*Data to use*
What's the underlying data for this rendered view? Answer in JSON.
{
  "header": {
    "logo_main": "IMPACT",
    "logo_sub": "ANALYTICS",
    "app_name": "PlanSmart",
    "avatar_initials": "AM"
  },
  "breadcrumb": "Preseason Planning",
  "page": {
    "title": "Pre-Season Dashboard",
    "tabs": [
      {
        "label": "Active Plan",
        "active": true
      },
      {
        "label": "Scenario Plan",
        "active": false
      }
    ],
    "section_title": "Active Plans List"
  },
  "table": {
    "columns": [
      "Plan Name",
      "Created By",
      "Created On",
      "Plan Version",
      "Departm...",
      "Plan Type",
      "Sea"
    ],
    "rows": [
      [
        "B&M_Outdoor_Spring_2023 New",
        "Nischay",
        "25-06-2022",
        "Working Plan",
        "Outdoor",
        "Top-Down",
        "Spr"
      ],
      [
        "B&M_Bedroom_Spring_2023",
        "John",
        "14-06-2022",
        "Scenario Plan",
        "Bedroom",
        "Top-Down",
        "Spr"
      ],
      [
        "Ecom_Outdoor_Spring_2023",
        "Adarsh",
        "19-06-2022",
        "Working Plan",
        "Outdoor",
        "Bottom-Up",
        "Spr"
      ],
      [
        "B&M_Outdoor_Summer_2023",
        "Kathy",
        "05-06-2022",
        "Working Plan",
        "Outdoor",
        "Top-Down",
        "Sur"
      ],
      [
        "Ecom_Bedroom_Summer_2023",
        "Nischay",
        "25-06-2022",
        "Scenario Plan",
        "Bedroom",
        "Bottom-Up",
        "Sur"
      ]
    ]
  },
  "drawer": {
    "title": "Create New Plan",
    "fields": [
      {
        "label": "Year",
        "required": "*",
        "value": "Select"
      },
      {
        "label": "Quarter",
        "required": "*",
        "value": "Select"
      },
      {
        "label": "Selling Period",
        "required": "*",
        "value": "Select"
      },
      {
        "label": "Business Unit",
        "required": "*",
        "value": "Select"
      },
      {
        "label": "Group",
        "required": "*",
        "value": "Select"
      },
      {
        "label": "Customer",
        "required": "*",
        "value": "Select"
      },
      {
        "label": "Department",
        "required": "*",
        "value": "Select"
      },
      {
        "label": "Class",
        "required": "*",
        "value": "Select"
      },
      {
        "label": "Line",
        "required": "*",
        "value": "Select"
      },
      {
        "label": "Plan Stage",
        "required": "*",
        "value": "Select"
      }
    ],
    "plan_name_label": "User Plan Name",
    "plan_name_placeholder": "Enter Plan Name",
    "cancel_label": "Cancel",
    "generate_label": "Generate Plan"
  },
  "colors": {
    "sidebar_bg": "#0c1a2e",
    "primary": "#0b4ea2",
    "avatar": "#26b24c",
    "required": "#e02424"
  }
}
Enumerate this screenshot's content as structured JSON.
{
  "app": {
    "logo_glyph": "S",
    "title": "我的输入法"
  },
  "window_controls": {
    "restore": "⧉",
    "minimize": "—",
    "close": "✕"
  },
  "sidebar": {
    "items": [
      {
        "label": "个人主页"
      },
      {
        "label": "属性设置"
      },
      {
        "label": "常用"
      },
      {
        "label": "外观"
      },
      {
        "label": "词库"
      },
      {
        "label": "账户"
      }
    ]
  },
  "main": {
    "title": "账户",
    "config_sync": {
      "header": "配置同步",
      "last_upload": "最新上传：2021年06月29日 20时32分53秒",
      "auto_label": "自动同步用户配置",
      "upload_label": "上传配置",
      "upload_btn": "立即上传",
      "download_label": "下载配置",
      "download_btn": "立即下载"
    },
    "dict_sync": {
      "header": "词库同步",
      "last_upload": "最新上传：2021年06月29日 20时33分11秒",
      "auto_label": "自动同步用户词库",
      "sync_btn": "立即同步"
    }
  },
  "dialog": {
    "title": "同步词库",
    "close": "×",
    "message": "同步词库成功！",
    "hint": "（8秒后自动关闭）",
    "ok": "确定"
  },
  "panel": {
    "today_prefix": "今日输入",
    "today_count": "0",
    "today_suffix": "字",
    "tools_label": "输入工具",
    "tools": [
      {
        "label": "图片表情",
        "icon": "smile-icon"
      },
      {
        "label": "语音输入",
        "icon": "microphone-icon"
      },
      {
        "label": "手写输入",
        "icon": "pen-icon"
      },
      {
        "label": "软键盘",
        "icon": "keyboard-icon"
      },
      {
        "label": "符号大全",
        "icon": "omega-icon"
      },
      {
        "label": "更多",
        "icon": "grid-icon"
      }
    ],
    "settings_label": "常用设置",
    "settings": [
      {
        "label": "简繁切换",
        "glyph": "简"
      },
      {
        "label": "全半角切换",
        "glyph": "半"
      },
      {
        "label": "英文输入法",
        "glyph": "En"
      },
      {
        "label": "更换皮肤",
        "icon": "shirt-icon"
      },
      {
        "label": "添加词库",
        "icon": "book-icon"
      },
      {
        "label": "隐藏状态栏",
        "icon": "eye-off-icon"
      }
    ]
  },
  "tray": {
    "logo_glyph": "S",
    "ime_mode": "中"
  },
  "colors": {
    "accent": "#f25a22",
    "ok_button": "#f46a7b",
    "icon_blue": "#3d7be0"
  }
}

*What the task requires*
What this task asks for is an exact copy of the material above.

*Problem solution*
What's the underlying data for this rendered view? Answer in JSON.
{
  "header": {
    "logo_main": "IMPACT",
    "logo_sub": "ANALYTICS",
    "app_name": "PlanSmart",
    "avatar_initials": "AM"
  },
  "breadcrumb": "Preseason Planning",
  "page": {
    "title": "Pre-Season Dashboard",
    "tabs": [
      {
        "label": "Active Plan",
        "active": true
      },
      {
        "label": "Scenario Plan",
        "active": false
      }
    ],
    "section_title": "Active Plans List"
  },
  "table": {
    "columns": [
      "Plan Name",
      "Created By",
      "Created On",
      "Plan Version",
      "Departm...",
      "Plan Type",
      "Sea"
    ],
    "rows": [
      [
        "B&M_Outdoor_Spring_2023 New",
        "Nischay",
        "25-06-2022",
        "Working Plan",
        "Outdoor",
        "Top-Down",
        "Spr"
      ],
      [
        "B&M_Bedroom_Spring_2023",
        "John",
        "14-06-2022",
        "Scenario Plan",
        "Bedroom",
        "Top-Down",
        "Spr"
      ],
      [
        "Ecom_Outdoor_Spring_2023",
        "Adarsh",
        "19-06-2022",
        "Working Plan",
        "Outdoor",
        "Bottom-Up",
        "Spr"
      ],
      [
        "B&M_Outdoor_Summer_2023",
        "Kathy",
        "05-06-2022",
        "Working Plan",
        "Outdoor",
        "Top-Down",
        "Sur"
      ],
      [
        "Ecom_Bedroom_Summer_2023",
        "Nischay",
        "25-06-2022",
        "Scenario Plan",
        "Bedroom",
        "Bottom-Up",
        "Sur"
      ]
    ]
  },
  "drawer": {
    "title": "Create New Plan",
    "fields": [
      {
        "label": "Year",
        "required": "*",
        "value": "Select"
      },
      {
        "label": "Quarter",
        "required": "*",
        "value": "Select"
      },
      {
        "label": "Selling Period",
        "required": "*",
        "value": "Select"
      },
      {
        "label": "Business Unit",
        "required": "*",
        "value": "Select"
      },
      {
        "label": "Group",
        "required": "*",
        "value": "Select"
      },
      {
        "label": "Customer",
        "required": "*",
        "value": "Select"
      },
      {
        "label": "Department",
        "required": "*",
        "value": "Select"
      },
      {
        "label": "Class",
        "required": "*",
        "value": "Select"
      },
      {
        "label": "Line",
        "required": "*",
        "value": "Select"
      },
      {
        "label": "Plan Stage",
        "required": "*",
        "value": "Select"
      }
    ],
    "plan_name_label": "User Plan Name",
    "plan_name_placeholder": "Enter Plan Name",
    "cancel_label": "Cancel",
    "generate_label": "Generate Plan"
  },
  "colors": {
    "sidebar_bg": "#0c1a2e",
    "primary": "#0b4ea2",
    "avatar": "#26b24c",
    "required": "#e02424"
  }
}
Enumerate this screenshot's content as structured JSON.
{
  "app": {
    "logo_glyph": "S",
    "title": "我的输入法"
  },
  "window_controls": {
    "restore": "⧉",
    "minimize": "—",
    "close": "✕"
  },
  "sidebar": {
    "items": [
      {
        "label": "个人主页"
      },
      {
        "label": "属性设置"
      },
      {
        "label": "常用"
      },
      {
        "label": "外观"
      },
      {
        "label": "词库"
      },
      {
        "label": "账户"
      }
    ]
  },
  "main": {
    "title": "账户",
    "config_sync": {
      "header": "配置同步",
      "last_upload": "最新上传：2021年06月29日 20时32分53秒",
      "auto_label": "自动同步用户配置",
      "upload_label": "上传配置",
      "upload_btn": "立即上传",
      "download_label": "下载配置",
      "download_btn": "立即下载"
    },
    "dict_sync": {
      "header": "词库同步",
      "last_upload": "最新上传：2021年06月29日 20时33分11秒",
      "auto_label": "自动同步用户词库",
      "sync_btn": "立即同步"
    }
  },
  "dialog": {
    "title": "同步词库",
    "close": "×",
    "message": "同步词库成功！",
    "hint": "（8秒后自动关闭）",
    "ok": "确定"
  },
  "panel": {
    "today_prefix": "今日输入",
    "today_count": "0",
    "today_suffix": "字",
    "tools_label": "输入工具",
    "tools": [
      {
        "label": "图片表情",
        "icon": "smile-icon"
      },
      {
        "label": "语音输入",
        "icon": "microphone-icon"
      },
      {
        "label": "手写输入",
        "icon": "pen-icon"
      },
      {
        "label": "软键盘",
        "icon": "keyboard-icon"
      },
      {
        "label": "符号大全",
        "icon": "omega-icon"
      },
      {
        "label": "更多",
        "icon": "grid-icon"
      }
    ],
    "settings_label": "常用设置",
    "settings": [
      {
        "label": "简繁切换",
        "glyph": "简"
      },
      {
        "label": "全半角切换",
        "glyph": "半"
      },
      {
        "label": "英文输入法",
        "glyph": "En"
      },
      {
        "label": "更换皮肤",
        "icon": "shirt-icon"
      },
      {
        "label": "添加词库",
        "icon": "book-icon"
      },
      {
        "label": "隐藏状态栏",
        "icon": "eye-off-icon"
      }
    ]
  },
  "tray": {
    "logo_glyph": "S",
    "ime_mode": "中"
  },
  "colors": {
    "accent": "#f25a22",
    "ok_button": "#f46a7b",
    "icon_blue": "#3d7be0"
  }
}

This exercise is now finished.